2 March 2001
1. LOW-EARTH ORBIT: BAD NEWS FOR HUMAN SPACE FLIGHT.
the space station is $4B over budget, and Bush has other things
he would rather waste money on. Maybe, the Bush budget proposal
suggests, NASA could just drop some of its plans for the space
station -- cut a little crew space perhaps, and trim back the
science program. The plan is to declare the ISS "complete" as
soon as it can keep US promises to accommodate the various
modules and attachments agreed to with our "partners." The Bush
proposal amounts to a major scale back of human space flight.
Yesterday, NASA scrapped the X-33 space plane after $1.3B and
five years. NASA now has no replacement for the aging shuttle.

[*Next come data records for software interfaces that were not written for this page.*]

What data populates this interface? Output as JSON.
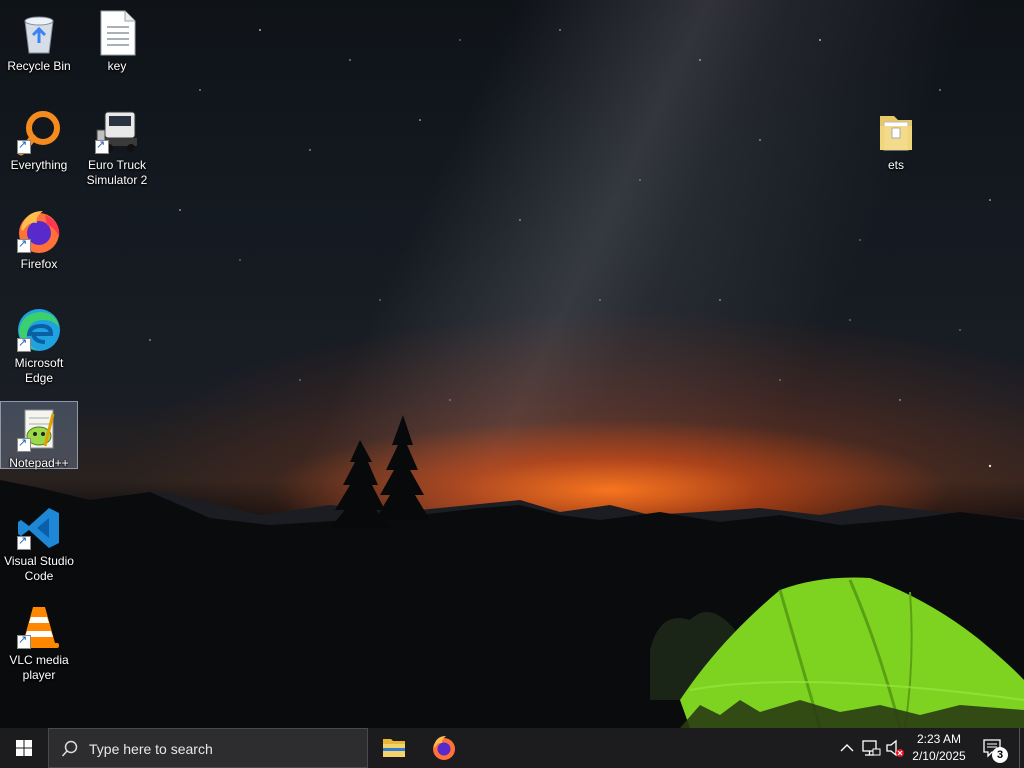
{
  "desktop": {
    "icons": [
      {
        "label": "Recycle Bin",
        "icon": "recycle-bin-icon"
      },
      {
        "label": "key",
        "icon": "text-file-icon"
      },
      {
        "label": "Everything",
        "icon": "everything-search-icon"
      },
      {
        "label": "Euro Truck Simulator 2",
        "icon": "truck-icon"
      },
      {
        "label": "ets",
        "icon": "folder-icon"
      },
      {
        "label": "Firefox",
        "icon": "firefox-icon"
      },
      {
        "label": "Microsoft Edge",
        "icon": "edge-icon"
      },
      {
        "label": "Notepad++",
        "icon": "notepad-plus-plus-icon"
      },
      {
        "label": "Visual Studio Code",
        "icon": "vscode-icon"
      },
      {
        "label": "VLC media player",
        "icon": "vlc-icon"
      }
    ],
    "selected_icon": "Notepad++"
  },
  "taskbar": {
    "search_placeholder": "Type here to search",
    "pinned": [
      {
        "name": "File Explorer",
        "icon": "file-explorer-icon"
      },
      {
        "name": "Firefox",
        "icon": "firefox-icon"
      }
    ],
    "tray": {
      "time": "2:23 AM",
      "date": "2/10/2025",
      "notification_count": "3",
      "volume_muted": true
    }
  },
  "colors": {
    "taskbar_bg": "#1c1c1e",
    "search_bg": "#2d2d30",
    "accent_tent": "#7ed321"
  }
}
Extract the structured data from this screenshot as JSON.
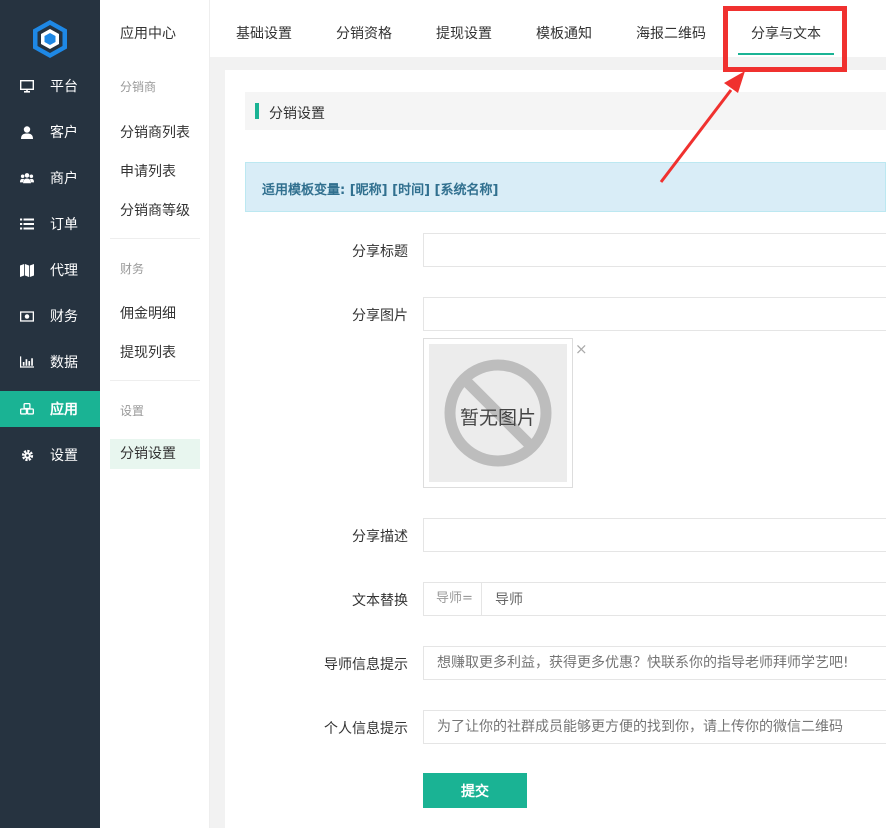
{
  "nav": {
    "items": [
      {
        "label": "平台",
        "icon": "monitor-icon"
      },
      {
        "label": "客户",
        "icon": "user-icon"
      },
      {
        "label": "商户",
        "icon": "users-icon"
      },
      {
        "label": "订单",
        "icon": "list-icon"
      },
      {
        "label": "代理",
        "icon": "map-icon"
      },
      {
        "label": "财务",
        "icon": "money-icon"
      },
      {
        "label": "数据",
        "icon": "bar-chart-icon"
      },
      {
        "label": "应用",
        "icon": "cubes-icon",
        "active": true
      },
      {
        "label": "设置",
        "icon": "gear-icon"
      }
    ],
    "active_color": "#1ab394",
    "background": "#263340"
  },
  "sub": {
    "title": "应用中心",
    "groups": [
      {
        "heading": "分销商",
        "items": [
          "分销商列表",
          "申请列表",
          "分销商等级"
        ]
      },
      {
        "heading": "财务",
        "items": [
          "佣金明细",
          "提现列表"
        ]
      },
      {
        "heading": "设置",
        "items": [
          "分销设置"
        ]
      }
    ],
    "active_item": "分销设置"
  },
  "tabs": [
    "基础设置",
    "分销资格",
    "提现设置",
    "模板通知",
    "海报二维码",
    "分享与文本"
  ],
  "active_tab": "分享与文本",
  "section": {
    "title": "分销设置"
  },
  "alert": {
    "text": "适用模板变量: [昵称] [时间] [系统名称]"
  },
  "form": {
    "share_title": {
      "label": "分享标题",
      "value": ""
    },
    "share_image": {
      "label": "分享图片",
      "value": "",
      "placeholder_text": "暂无图片",
      "remove": "×"
    },
    "share_desc": {
      "label": "分享描述",
      "value": ""
    },
    "text_replace": {
      "label": "文本替换",
      "addon": "导师=",
      "value": "导师"
    },
    "mentor_tip": {
      "label": "导师信息提示",
      "placeholder": "想赚取更多利益，获得更多优惠？快联系你的指导老师拜师学艺吧!"
    },
    "personal_tip": {
      "label": "个人信息提示",
      "placeholder": "为了让你的社群成员能够更方便的找到你，请上传你的微信二维码"
    },
    "submit": "提交"
  },
  "highlight_color": "#f0312f"
}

2. MARS: MAYBE IT'S TIME THEY LOOKED AT A DIFFERENT ROCK.
August of 1996. Congress was finishing up the appropriation
process. NASA called a press conference to announce the results

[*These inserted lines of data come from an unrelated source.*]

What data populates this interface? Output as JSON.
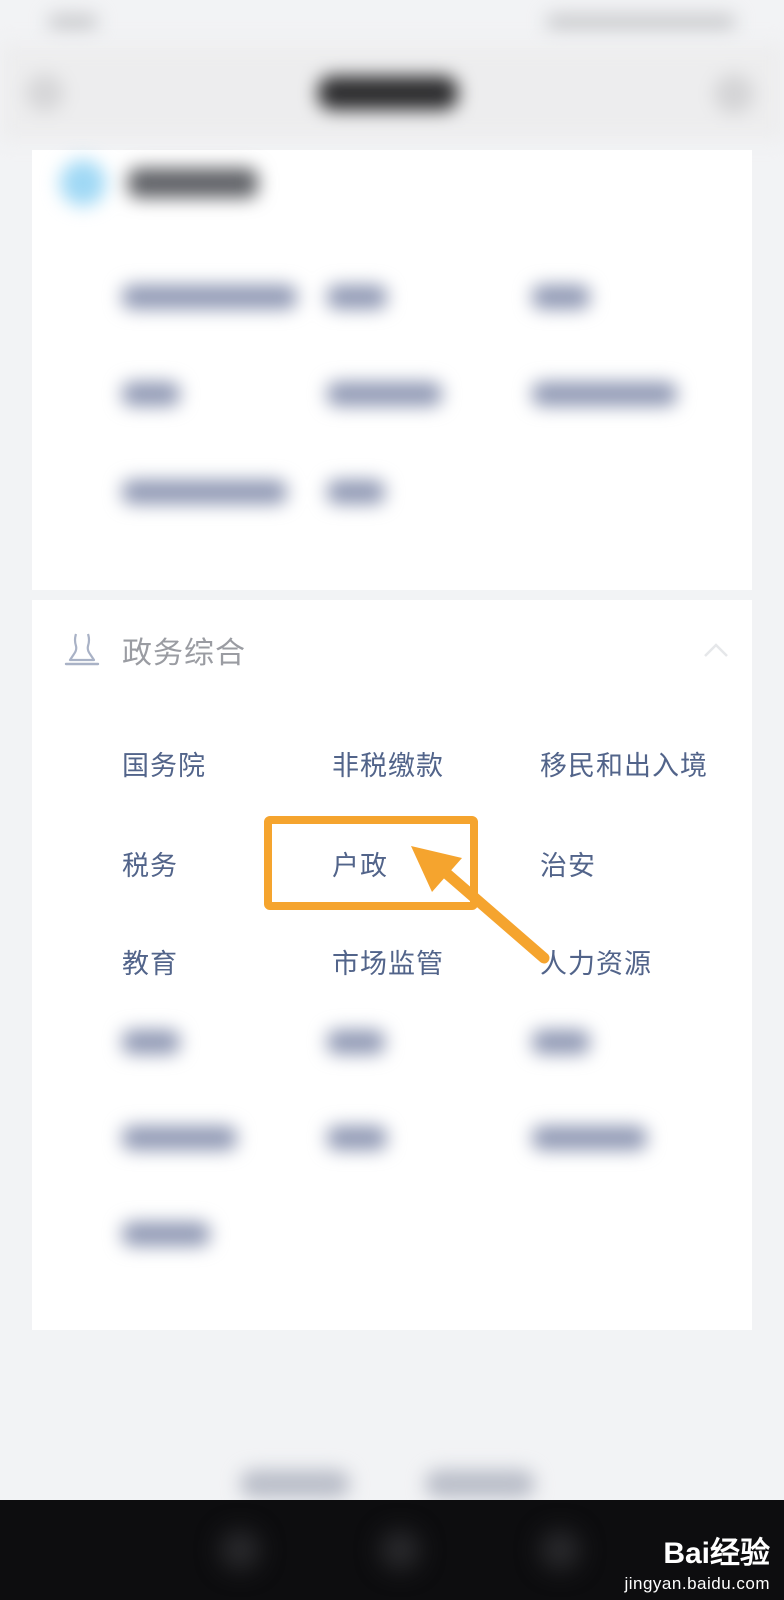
{
  "section": {
    "title": "政务综合",
    "items": [
      "国务院",
      "非税缴款",
      "移民和出入境",
      "税务",
      "户政",
      "治安",
      "教育",
      "市场监管",
      "人力资源"
    ]
  },
  "annotation": {
    "highlighted_item": "户政",
    "color": "#f5a42e"
  },
  "colors": {
    "item_text": "#52648a",
    "section_title": "#9a9ca2",
    "background": "#f2f3f5"
  },
  "watermark": {
    "logo": "Bai经验",
    "url": "jingyan.baidu.com"
  },
  "icons": {
    "section_icon": "government-building-icon",
    "collapse": "chevron-up-icon"
  }
}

of an analysis of a meteorite found in Antarctica that was
believed to have come from Mars. The study team claimed to have
found fossil evidence of Martian life in the rock
(WN 9 Aug 96).
By the time the appropriation process was complete, there was a
scientific consensus that the features were not from organic
(WN 27 Dec 96).
Analysis of the rock, however, went
on. Now, five years later, NASA reports chains of magnetite
crystals in the rock that might suggest a biological origin.
This new discovery coincides with an intense lobbying campaign by
space romantics in the Mars Society
(WN 21 Aug 98),
who hope to
persuade the new administration to commit to human exploration
and settlement of the red planet. Yeah, sure. But maybe it
wouldn't hurt to have a robot fetch a fresh Mars sample first.
3. READ MY LIPS, NO MORE SCIENCE.
Aside from bio-medicine, the
president's budget provides little cheer for scientists. Scant
on detail, the Bush plan seems to trim research at NSF by about
1% and at NASA by somewhat more. But DOE's Office of Science,
appears to bear the brunt of the bad news. DOE spending would
drop $0.7 billion or 3.5%, but DOE would take on $0.6 billion in
new spending for fossil fuels, home weatherization and defense
programs, leaving Science, Energy Supply and Waste Management to
absorb the $1.3 billion shortfall. If the cut is prorated,
Science drops almost 13%. Such a result might resurrect the
specter of lab closures or halt DOE construction projects,
including SNS, a top priority that's on time and on budget.
4. HOME ALONE.
The president still has no Science Advisor, and
there is no sign that he will have one soon. But word is that he
has selected Richard Russell to be chief of staff for the Office
of Science and Technology Policy. As part of the Transition
Team, Russell successfully urged Bush to zero out NIST's Advanced
Technology Program. He now wants NIST to move its Boulder, CO
laboratory to Gaithersburg, MD to fill the empty ATP building.